The arrival a few years ago of a trend towards USDA Prime beef is worrying. Aside from the major welfare and food safety issues that come from importing American meat, the USA is not exactly down the road. If the carbon footprint from transportation wasn’t enough, new research emerging over the past three years has suggested that the livestock industry itself is responsible for producing more greenhouse gases than cars, planes and ships combined. So what can we do? Firstly, buy British and chip off transportation emissions. Secondly, get creative with your cuts. Of course you want to continue to offer steaks and the like, but what about making the most of offal? Traditionally less-used offcuts are not just suitable for pies and other stews: kidneys, liver and even intestines are working their way onto London’s top menus. A little more thought can mean that you cut your menu’s meat-print down while also tackling another major problem…


We are all throwing too much food (and other things) away.
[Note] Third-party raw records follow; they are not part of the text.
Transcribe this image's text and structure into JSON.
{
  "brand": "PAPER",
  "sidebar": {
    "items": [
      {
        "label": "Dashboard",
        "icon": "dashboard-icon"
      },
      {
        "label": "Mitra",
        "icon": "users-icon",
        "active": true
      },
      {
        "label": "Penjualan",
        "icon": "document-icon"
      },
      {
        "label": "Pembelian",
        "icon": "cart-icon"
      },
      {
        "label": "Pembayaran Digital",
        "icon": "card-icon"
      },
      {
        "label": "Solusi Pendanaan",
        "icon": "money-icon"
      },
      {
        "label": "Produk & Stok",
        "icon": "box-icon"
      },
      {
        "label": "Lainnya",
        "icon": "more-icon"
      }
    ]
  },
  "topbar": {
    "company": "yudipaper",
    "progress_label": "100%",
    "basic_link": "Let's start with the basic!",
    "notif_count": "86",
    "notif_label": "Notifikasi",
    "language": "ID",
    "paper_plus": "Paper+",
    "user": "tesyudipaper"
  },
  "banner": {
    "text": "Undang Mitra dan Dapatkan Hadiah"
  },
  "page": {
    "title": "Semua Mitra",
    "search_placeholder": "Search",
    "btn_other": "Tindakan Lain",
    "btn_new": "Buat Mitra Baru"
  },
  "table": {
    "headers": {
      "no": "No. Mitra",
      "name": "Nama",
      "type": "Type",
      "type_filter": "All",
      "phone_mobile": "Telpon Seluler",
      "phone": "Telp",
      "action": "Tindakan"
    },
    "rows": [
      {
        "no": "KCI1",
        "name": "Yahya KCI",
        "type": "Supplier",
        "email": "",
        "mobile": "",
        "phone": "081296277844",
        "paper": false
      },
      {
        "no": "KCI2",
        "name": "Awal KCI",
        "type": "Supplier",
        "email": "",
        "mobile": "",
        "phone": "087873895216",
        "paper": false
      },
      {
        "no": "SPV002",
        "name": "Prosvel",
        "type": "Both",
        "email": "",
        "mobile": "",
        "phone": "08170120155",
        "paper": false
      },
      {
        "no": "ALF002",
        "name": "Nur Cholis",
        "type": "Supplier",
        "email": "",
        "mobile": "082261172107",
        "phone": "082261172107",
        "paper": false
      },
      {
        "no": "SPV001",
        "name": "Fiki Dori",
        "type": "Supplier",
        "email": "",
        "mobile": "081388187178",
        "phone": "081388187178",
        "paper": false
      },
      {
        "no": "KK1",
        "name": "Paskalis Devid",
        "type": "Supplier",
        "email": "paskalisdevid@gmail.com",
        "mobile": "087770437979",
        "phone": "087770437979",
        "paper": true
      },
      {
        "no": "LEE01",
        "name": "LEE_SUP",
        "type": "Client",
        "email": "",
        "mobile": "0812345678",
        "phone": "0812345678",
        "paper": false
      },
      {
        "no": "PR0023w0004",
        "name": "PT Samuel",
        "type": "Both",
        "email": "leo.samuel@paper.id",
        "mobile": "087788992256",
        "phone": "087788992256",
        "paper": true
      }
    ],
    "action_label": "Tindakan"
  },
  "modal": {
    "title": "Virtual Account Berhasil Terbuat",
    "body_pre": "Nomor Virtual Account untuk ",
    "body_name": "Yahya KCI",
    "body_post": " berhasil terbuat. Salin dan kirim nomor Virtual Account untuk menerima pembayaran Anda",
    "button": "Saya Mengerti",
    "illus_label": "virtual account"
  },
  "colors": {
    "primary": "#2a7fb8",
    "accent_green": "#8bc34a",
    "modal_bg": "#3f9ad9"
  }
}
The trend towards nose-to-tail eating is one way to tackle this, but there is still a way to go. It can be a challenge in a large commercial kitchen to keep on top of waste, especially if your menu is varied and you want to ensure that customers have as much choice as possible — there’s nothing worse than your first-choice dish having sold out. Or is there? A good restaurateur will tell you that the way to run a successful restaurant is to overcome challenges by turning them into strengths. You want to be fully-stocked on the dishes that make up the backbone of your menu, but why not plan to run out of select others? Keep things interesting and show off the quality of your ingredients and range of offering by having some dishes that when they are gone are replaced by something equally exciting. This means that the customer knows upfront that you are committed to keeping things fresh and seasonal and that when that dish goes they could be first to try the next. Variety is the spice of life — and key to managing your food waste too.


Speaking of seasonal, and we all should be by now, vegetables are absolutely key to keeping your menu planet and margin friendly. Veggie dishes are no longer just the stomping ground of vegetarians, many customers are turning to veggie dishes as a legitimate meat or fish alternative. Whether it is because they too are conscious of the environmental impact, looking to roots for health reasons or just enjoying how creative chefs have become with plants, nowadays people like veg. This is great news for the environment and means lower food costs for restaurants. The days of the stuffed mushroom are over: long live the veg!


As a restaurant it is difficult to commit to simply ‘being sustainable’. As important as it is, there is still a need to ensure that customers don’t feel pushed out by any price increases. After all, post-Brexit people are — for the time being, at least — feeling financially cautious. Outside of the tips listed above, none of which should increase costs, the key is choice. For most high-end restaurants, offering free-range and organic meat is standard, but for a smaller, more price conscious or newer restaurant this can be daunting. By putting free-range chicken on the menu alongside other options you are allowing the customer to choose whether they go for it or not, and also showing off the quality and sustainability of your menu. Buying organic meats and dairy — or direct from the farmers’ market — supports local farmers who are the only real antidote we have to unsustainable, mass-farming. They are also infinitely higher animal welfare, which will attract people to spend more money too. The days of ‘vegetarian’, ‘vegan’ and the likes are numbered, today people talk of being ‘ethical eaters’ or ‘flexitarians’. By shouting about your organic dairy, line-caught fish and organic, locally-sourced meat you are investing in your reputation, the planet and your business. May they both have a long and happy future.

About Diccon Wright

Christopher Diccon Wright is a restaurateur and property specialist who has established and grown successful operations in the UK and Mediterranean. He has also worked on a consultancy and advisory basis for a wide range of food and property clients.